• _WHAT THE EXERCISE ASKS_
Whenever a line below includes the string "Messages", show it.

• _ENTRIES PROVIDED_
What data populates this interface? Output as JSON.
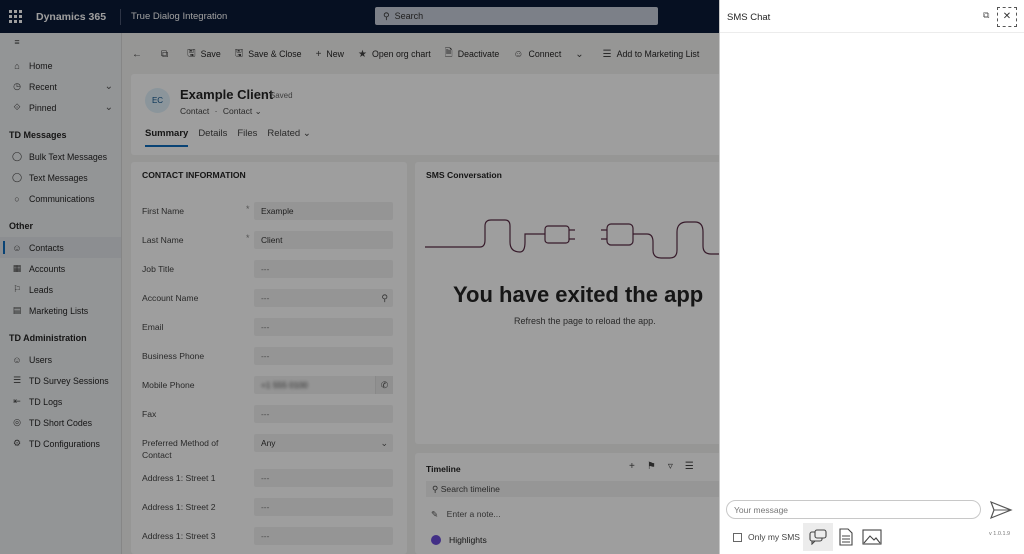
{
  "topbar": {
    "app_name": "Dynamics 365",
    "app_sub": "True Dialog Integration",
    "search_placeholder": "Search"
  },
  "nav": {
    "top": [
      {
        "label": "Home",
        "icon": "home-icon"
      },
      {
        "label": "Recent",
        "icon": "clock-icon"
      },
      {
        "label": "Pinned",
        "icon": "pin-icon"
      }
    ],
    "groups": [
      {
        "title": "TD Messages",
        "items": [
          "Bulk Text Messages",
          "Text Messages",
          "Communications"
        ]
      },
      {
        "title": "Other",
        "items": [
          "Contacts",
          "Accounts",
          "Leads",
          "Marketing Lists"
        ]
      },
      {
        "title": "TD Administration",
        "items": [
          "Users",
          "TD Survey Sessions",
          "TD Logs",
          "TD Short Codes",
          "TD Configurations"
        ]
      }
    ]
  },
  "commands": [
    "Save",
    "Save & Close",
    "New",
    "Open org chart",
    "Deactivate",
    "Connect",
    "Add to Marketing List"
  ],
  "record": {
    "initials": "EC",
    "title": "Example Client",
    "saved": "- Saved",
    "entity": "Contact",
    "form": "Contact",
    "tabs": [
      "Summary",
      "Details",
      "Files",
      "Related"
    ]
  },
  "contact": {
    "title": "CONTACT INFORMATION",
    "fields": [
      {
        "label": "First Name",
        "value": "Example"
      },
      {
        "label": "Last Name",
        "value": "Client"
      },
      {
        "label": "Job Title",
        "value": "---"
      },
      {
        "label": "Account Name",
        "value": "---"
      },
      {
        "label": "Email",
        "value": "---"
      },
      {
        "label": "Business Phone",
        "value": "---"
      },
      {
        "label": "Mobile Phone",
        "value": "+1 555 0100"
      },
      {
        "label": "Fax",
        "value": "---"
      },
      {
        "label": "Preferred Method of Contact",
        "value": "Any"
      },
      {
        "label": "Address 1: Street 1",
        "value": "---"
      },
      {
        "label": "Address 1: Street 2",
        "value": "---"
      },
      {
        "label": "Address 1: Street 3",
        "value": "---"
      }
    ]
  },
  "sms_conversation": {
    "title": "SMS Conversation",
    "exit_title": "You have exited the app",
    "exit_sub": "Refresh the page to reload the app."
  },
  "timeline": {
    "title": "Timeline",
    "search_placeholder": "Search timeline",
    "note_placeholder": "Enter a note...",
    "highlights": "Highlights"
  },
  "sms_chat": {
    "title": "SMS Chat",
    "message_placeholder": "Your message",
    "only_my_sms": "Only my SMS",
    "version": "v 1.0.1.9"
  }
}
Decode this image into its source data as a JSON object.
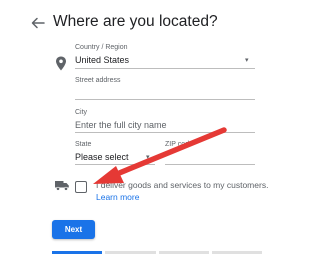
{
  "page": {
    "title": "Where are you located?"
  },
  "form": {
    "country": {
      "label": "Country / Region",
      "value": "United States"
    },
    "street": {
      "label": "Street address"
    },
    "city": {
      "label": "City",
      "placeholder": "Enter the full city name"
    },
    "state": {
      "label": "State",
      "value": "Please select"
    },
    "zip": {
      "label": "ZIP code"
    },
    "deliver": {
      "text": "I deliver goods and services to my customers.",
      "learn_more": "Learn more"
    }
  },
  "actions": {
    "next_label": "Next"
  },
  "progress": {
    "steps": 4,
    "current": 1
  },
  "colors": {
    "accent": "#1a73e8",
    "annotation_arrow": "#e53935"
  },
  "icons": [
    "back-arrow-icon",
    "location-pin-icon",
    "truck-icon",
    "chevron-down-icon"
  ]
}
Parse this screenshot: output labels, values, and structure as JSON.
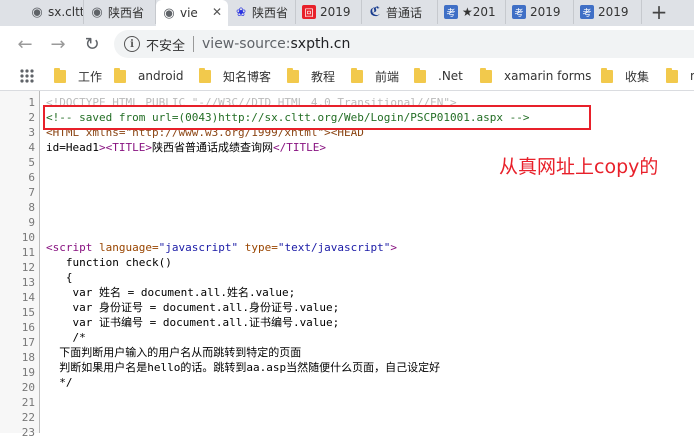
{
  "tabs": [
    {
      "label": "sx.cltt",
      "icon": "chrome-favicon",
      "color": "#5f6368",
      "glyph": "◉"
    },
    {
      "label": "陕西省",
      "icon": "chrome-favicon",
      "color": "#5f6368",
      "glyph": "◉"
    },
    {
      "label": "vie",
      "icon": "chrome-favicon",
      "color": "#5f6368",
      "glyph": "◉",
      "active": true
    },
    {
      "label": "陕西省",
      "icon": "baidu-paw-icon",
      "color": "#2932e1",
      "glyph": "🐾"
    },
    {
      "label": "2019",
      "icon": "red-square-icon",
      "color": "#e8202a",
      "glyph": "回"
    },
    {
      "label": "普通话",
      "icon": "cn-logo-icon",
      "color": "#1a3d8f",
      "glyph": "ℭ"
    },
    {
      "label": "★201",
      "icon": "kao-icon",
      "color": "#3f6fc6",
      "glyph": "考"
    },
    {
      "label": "2019",
      "icon": "kao-icon",
      "color": "#3f6fc6",
      "glyph": "考"
    },
    {
      "label": "2019",
      "icon": "kao-icon",
      "color": "#3f6fc6",
      "glyph": "考"
    }
  ],
  "address": {
    "security_label": "不安全",
    "scheme": "view-source:",
    "host": "sxpth.cn"
  },
  "bookmarks": [
    {
      "label": "工作"
    },
    {
      "label": "android"
    },
    {
      "label": "知名博客"
    },
    {
      "label": "教程"
    },
    {
      "label": "前端"
    },
    {
      "label": ".Net"
    },
    {
      "label": "xamarin forms"
    },
    {
      "label": "收集"
    },
    {
      "label": "n"
    }
  ],
  "source": {
    "line_numbers": [
      "1",
      "2",
      "3",
      "4",
      "5",
      "6",
      "7",
      "8",
      "9",
      "10",
      "11",
      "12",
      "13",
      "14",
      "15",
      "16",
      "17",
      "18",
      "19",
      "20",
      "21",
      "22",
      "23"
    ],
    "line1": "<!DOCTYPE HTML PUBLIC \"-//W3C//DTD HTML 4.0 Transitional//EN\">",
    "line2": "<!-- saved from url=(0043)http://sx.cltt.org/Web/Login/PSCP01001.aspx -->",
    "line3a": "<HTML xmlns=\"http://www.w3.org/1999/xhtml\">",
    "line3b": "<HEAD",
    "line4_attr": "id=",
    "line4_val": "Head1",
    "line4_open": "><TITLE>",
    "line4_text": "陕西省普通话成绩查询网",
    "line4_close": "</TITLE>",
    "line11_open": "<script ",
    "line11_a1": "language=",
    "line11_v1": "\"javascript\"",
    "line11_a2": " type=",
    "line11_v2": "\"text/javascript\"",
    "line11_end": ">",
    "line12": "   function check()",
    "line13": "   {",
    "line14": "    var 姓名 = document.all.姓名.value;",
    "line15": "    var 身份证号 = document.all.身份证号.value;",
    "line16": "    var 证书编号 = document.all.证书编号.value;",
    "line17": "    /*",
    "line18": "  下面判断用户输入的用户名从而跳转到特定的页面",
    "line19": "  判断如果用户名是hello的话。跳转到aa.asp当然随便什么页面，自己设定好",
    "line20": "  */"
  },
  "annotation": "从真网址上copy的"
}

• _RESULT BELOW_
        "title": "TD Messages",
          "Bulk Text Messages",
          "Text Messages",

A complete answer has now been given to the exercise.